We Aren’t Being Supported

When we don’t have people in our lives who can empathize with us, we can feel totally alone with our pain. We might isolate ourselves, which compounds how alone we feel. We might separate ourselves from other people to try and protect ourselves from their judgment and misunderstanding. We might have yet to meet other recovering addicts. We have yet to be comforted by hearing other people’s similar experiences and sharing our own. We might not realize that there is a world of support out there, available to us when we open ourselves up to it. 

We Fear We’ll Always Be Suffering

A lack of empathy in our lives can cause us to feel a sense of dread when it comes to both our addictions and our recovery. When we feel alone and isolated from our pain, we can develop limiting beliefs that no one will ever understand us, that no one will ever be there for us. We begin to believe that we’ll always be suffering alone, that we’ll never be able to recover. This is a lonely and disheartening place to be, and the lack of empathy we experience can contribute to and worsen our addictive patterns. We turn to our drug of choice for a sense of companionship, comfort, and solace. We use our drug of choice to feel less alone. We surround ourselves with other addicts, who are struggling just as much as we are, just to feel the empathy and connection we’re missing in our lives.

As we’re working to recover, finding people who can empathize with us and relate to us is hugely important. The empathy we receive from people who understand us becomes a healing resource in our recovery. We discover that receiving empathy is actually a tremendous gift. 

At The Guest House Ocala, you will be treated with dignity, respect, and compassion.

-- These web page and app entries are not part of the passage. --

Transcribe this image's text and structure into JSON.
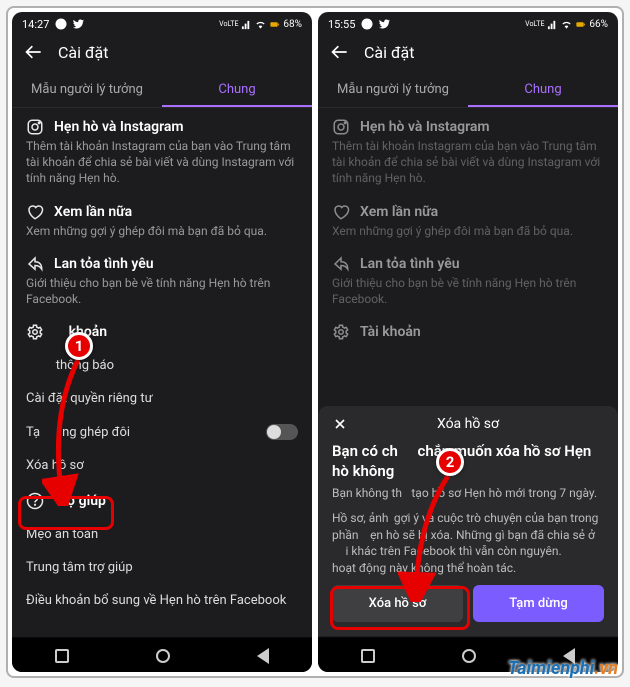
{
  "status1": {
    "time": "14:27",
    "battery": "68%"
  },
  "status2": {
    "time": "15:55",
    "battery": "66%"
  },
  "header": {
    "title": "Cài đặt"
  },
  "tabs": {
    "t1": "Mẫu người lý tưởng",
    "t2": "Chung"
  },
  "sec_instagram": {
    "title": "Hẹn hò và Instagram",
    "desc": "Thêm tài khoản Instagram của bạn vào Trung tâm tài khoản để chia sẻ bài viết và dùng Instagram với tính năng Hẹn hò."
  },
  "sec_again": {
    "title": "Xem lần nữa",
    "desc": "Xem những gợi ý ghép đôi mà bạn đã bỏ qua."
  },
  "sec_spread": {
    "title": "Lan tỏa tình yêu",
    "desc": "Giới thiệu cho bạn bè về tính năng Hẹn hò trên Facebook."
  },
  "sec_account": {
    "title": "Tài khoản",
    "title_masked": "khoản",
    "items": {
      "notif": "Cài đặt thông báo",
      "notif_masked": "thông báo",
      "privacy": "Cài đặt quyền riêng tư",
      "pause": "Tạm dừng ghép đôi",
      "pause_prefix": "Tạ",
      "pause_suffix": "ng ghép đôi",
      "delete": "Xóa hồ sơ"
    }
  },
  "sec_help": {
    "title": "Trợ giúp",
    "items": {
      "safety": "Mẹo an toàn",
      "support": "Trung tâm trợ giúp",
      "terms": "Điều khoản bổ sung về Hẹn hò trên Facebook"
    }
  },
  "modal": {
    "title": "Xóa hồ sơ",
    "heading_prefix": "Bạn có ch",
    "heading_suffix_line1": "chắn muốn xóa hồ sơ Hẹn",
    "heading_line2": "hò không",
    "line1_prefix": "Bạn không th",
    "line1_suffix": "tạo hồ sơ Hẹn hò mới trong 7 ngày.",
    "line2_a": "Hồ sơ, ảnh",
    "line2_b": "gợi ý và cuộc trò chuyện của bạn trong phần",
    "line2_c": "ẹn hò sẽ bị xóa. Những gì bạn đã chia sẻ ở",
    "line2_d": "i khác trên Facebook thì vẫn còn nguyên.",
    "line2_e": "hoạt động này không thể hoàn tác.",
    "btn_delete": "Xóa hồ sơ",
    "btn_pause": "Tạm dừng"
  },
  "annot": {
    "b1": "1",
    "b2": "2"
  },
  "watermark": {
    "a": "Taimienphi",
    "b": ".vn"
  }
}
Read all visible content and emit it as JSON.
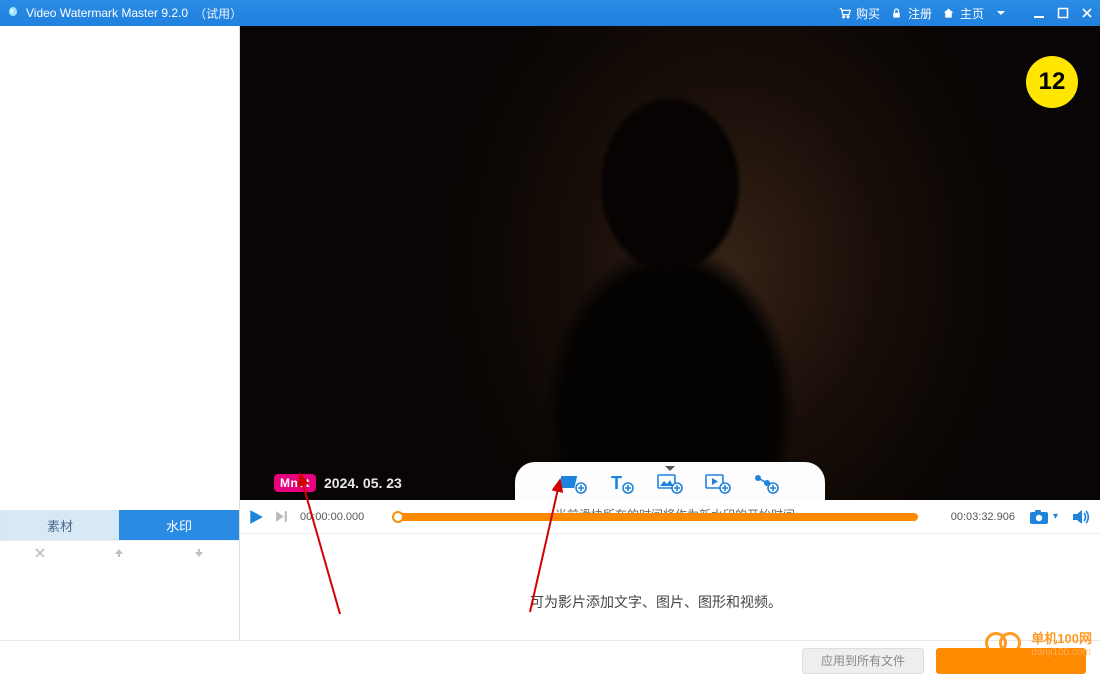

Call 855-483-7800 today for more information on our treatment programs.

3230 Northeast 55th Avenue Silver Springs, FL 34488